Don’t make central banking interesting

Don’t make central banking interesting There wasn’t much new about the Central Bank of Turkey’s rate-setting decision last week other than the revelation that “additional monetary tightening may be implemented more frequently in the forthcoming period.”

In plain-speak, this means that the Central Bank will revert more to exceptional days, when it didn’t fund markets at the one-week repo rate, which is officially still the policy rate. In a sense, exceptional days are turning out to be unexceptional.

While the Bank says it “will not allow temporary factors to have an adverse impact on the inflation outlook,” market participants believe that it is responding to the excessive depreciation of the Turkish Lira, which I have elaborated upon in my blog. On the other hand, guest blogger Ali G (not the rapper) argues that the Central Bank is merely reacting to the lira’s extreme volatility compared to its peers.

Don’t make central banking interesting

But whatever the Central Bank’s motivations are, it is clear that the one-week repo, which has for some time been the interest rate formerly known as the policy rate, similar to the artist Prince, has replaced the average funding rate of the Bank’s various lending facilities. Since the rate-setting Monetary Policy Committee (MPC) meets once a month, this brings to mind the question of exactly who decides this funding rate, which can be changed any day.

Luckily, Ankara-based investigative journalist Emin Çölaşan has come to the rescue: He has this “tiny bird” that, by virtue of being able to glide in anywhere, always brings him the inside scoop on the latest developments. He let me borrow his birdie, which I duly sent out to the Central Bank HQ in Ulus.

When I didn’t hear from the bird for a few days, I started worrying that Governor Erdem Başçı’s tomcat, Bagehot, had gotten her. But she did eventually return, and she told me that it is the Governor himself, after consulting with markets and banking departments, as well as with the chief economist, who makes the decision.

I have no objection to that, as I have full confidence in the more-than-able Governor. Besides, the birdie, after sneaking into the latest MPC, also told me that he, along with two of the deputy governors, sets the agenda there as well. However, I cannot help but wonder whether this arrangement violates Article 22 of the Central Bank Law, which dictates that monetary policy should be set by the MPC.

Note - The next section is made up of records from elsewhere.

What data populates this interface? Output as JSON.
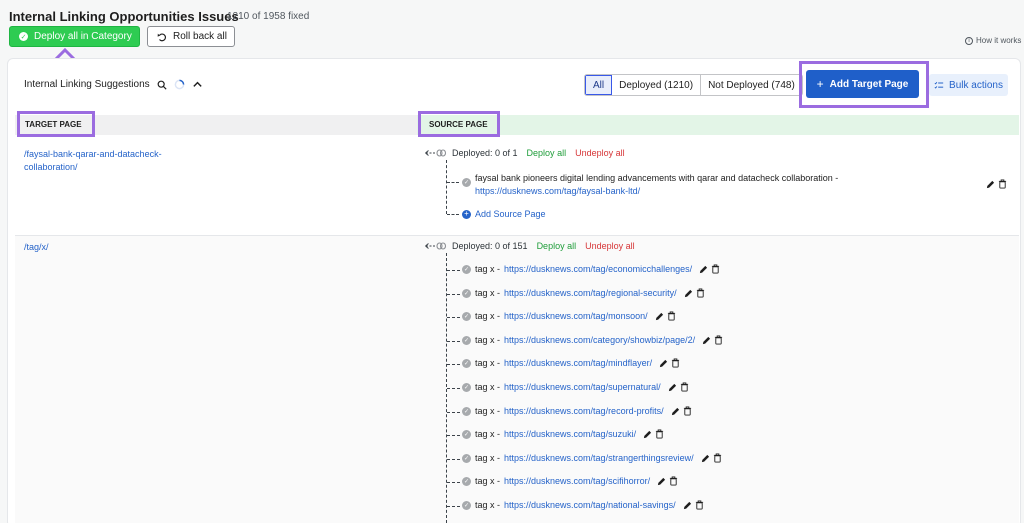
{
  "header": {
    "title": "Internal Linking Opportunities Issues",
    "fixed_count": "1210 of 1958 fixed",
    "deploy_category_label": "Deploy all in Category",
    "rollback_label": "Roll back all",
    "how_it_works": "How it works"
  },
  "toolbar": {
    "section_label": "Internal Linking Suggestions",
    "filters": [
      "All",
      "Deployed (1210)",
      "Not Deployed (748)"
    ],
    "add_target_label": "Add Target Page",
    "bulk_actions_label": "Bulk actions"
  },
  "table": {
    "col_target": "TARGET PAGE",
    "col_source": "SOURCE PAGE"
  },
  "rows": [
    {
      "target_line1": "/faysal-bank-qarar-and-datacheck-",
      "target_line2": "collaboration/",
      "deployed": "Deployed: 0 of 1",
      "deploy_all": "Deploy all",
      "undeploy_all": "Undeploy all",
      "source_text": "faysal bank pioneers digital lending advancements with qarar and datacheck collaboration -",
      "source_url": "https://dusknews.com/tag/faysal-bank-ltd/",
      "add_source": "Add Source Page"
    },
    {
      "target": "/tag/x/",
      "deployed": "Deployed: 0 of 151",
      "deploy_all": "Deploy all",
      "undeploy_all": "Undeploy all",
      "anchor": "tag x -",
      "sources": [
        "https://dusknews.com/tag/economicchallenges/",
        "https://dusknews.com/tag/regional-security/",
        "https://dusknews.com/tag/monsoon/",
        "https://dusknews.com/category/showbiz/page/2/",
        "https://dusknews.com/tag/mindflayer/",
        "https://dusknews.com/tag/supernatural/",
        "https://dusknews.com/tag/record-profits/",
        "https://dusknews.com/tag/suzuki/",
        "https://dusknews.com/tag/strangerthingsreview/",
        "https://dusknews.com/tag/scifihorror/",
        "https://dusknews.com/tag/national-savings/"
      ]
    }
  ],
  "colors": {
    "deploy_green": "#2ecc52",
    "primary_blue": "#1f5fc9",
    "highlight_purple": "#9b6ce0",
    "link_blue": "#2563c9"
  }
}
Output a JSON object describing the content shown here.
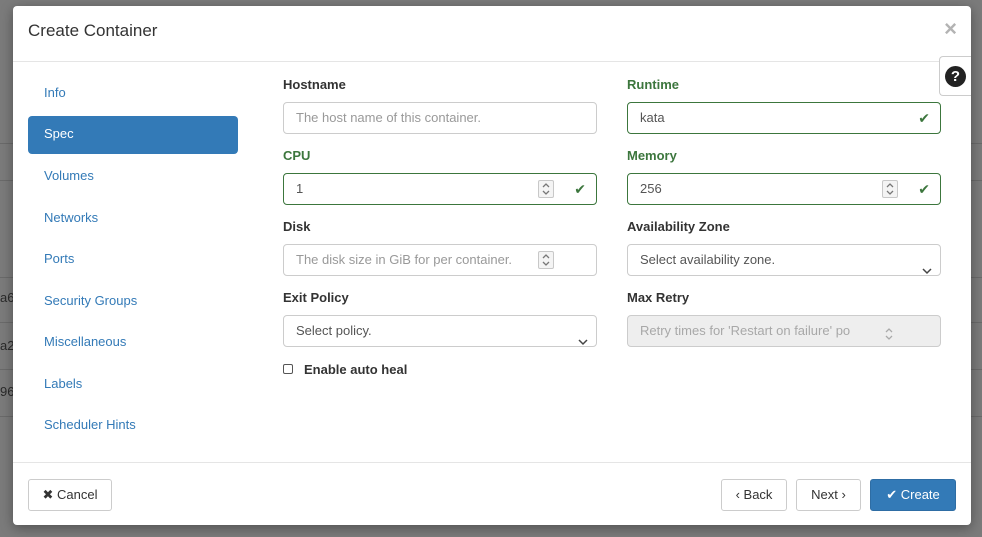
{
  "background": {
    "fragments": [
      "a6",
      "a2",
      "96"
    ]
  },
  "modal": {
    "title": "Create Container",
    "close_glyph": "×",
    "help_glyph": "?"
  },
  "nav": {
    "items": [
      {
        "label": "Info",
        "active": false
      },
      {
        "label": "Spec",
        "active": true
      },
      {
        "label": "Volumes",
        "active": false
      },
      {
        "label": "Networks",
        "active": false
      },
      {
        "label": "Ports",
        "active": false
      },
      {
        "label": "Security Groups",
        "active": false
      },
      {
        "label": "Miscellaneous",
        "active": false
      },
      {
        "label": "Labels",
        "active": false
      },
      {
        "label": "Scheduler Hints",
        "active": false
      }
    ]
  },
  "form": {
    "hostname": {
      "label": "Hostname",
      "value": "",
      "placeholder": "The host name of this container."
    },
    "runtime": {
      "label": "Runtime",
      "value": "kata",
      "valid": true
    },
    "cpu": {
      "label": "CPU",
      "value": "1",
      "valid": true
    },
    "memory": {
      "label": "Memory",
      "value": "256",
      "valid": true
    },
    "disk": {
      "label": "Disk",
      "value": "",
      "placeholder": "The disk size in GiB for per container."
    },
    "availability_zone": {
      "label": "Availability Zone",
      "selected": "Select availability zone."
    },
    "exit_policy": {
      "label": "Exit Policy",
      "selected": "Select policy."
    },
    "max_retry": {
      "label": "Max Retry",
      "placeholder": "Retry times for 'Restart on failure' po",
      "disabled": true
    },
    "auto_heal": {
      "label": "Enable auto heal",
      "checked": false
    }
  },
  "footer": {
    "cancel_label": "Cancel",
    "back_label": "Back",
    "next_label": "Next",
    "create_label": "Create"
  },
  "colors": {
    "primary": "#337ab7",
    "success": "#3c763d",
    "overlay": "#7b7b7b"
  }
}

In any case, hailing from a country where a president once said that it would be no big deal if the Constitution were violated just once, I am not too worried about such minor “bending” of the law. But I am genuinely concerned about the possibility of some more radical changes to the Central Bank’s policy.

Don’t make central banking interesting

One of these is the suggestion that the Bank should formally give up inflation targeting. Supporters of this view seem to have forgotten that inflation targeting has brought us stability, allowing us to leave behind the era of three-digit inflation. Besides, as monetary economist Michael Woodford demonstrates in a recent paper, inflation targeting is perfectly compatible with maintaining financial stability.

Central banking is designed to be a dull profession, and central bankers boring people, for a reason. Attempts to make it more interesting and exciting are bound to end in tears.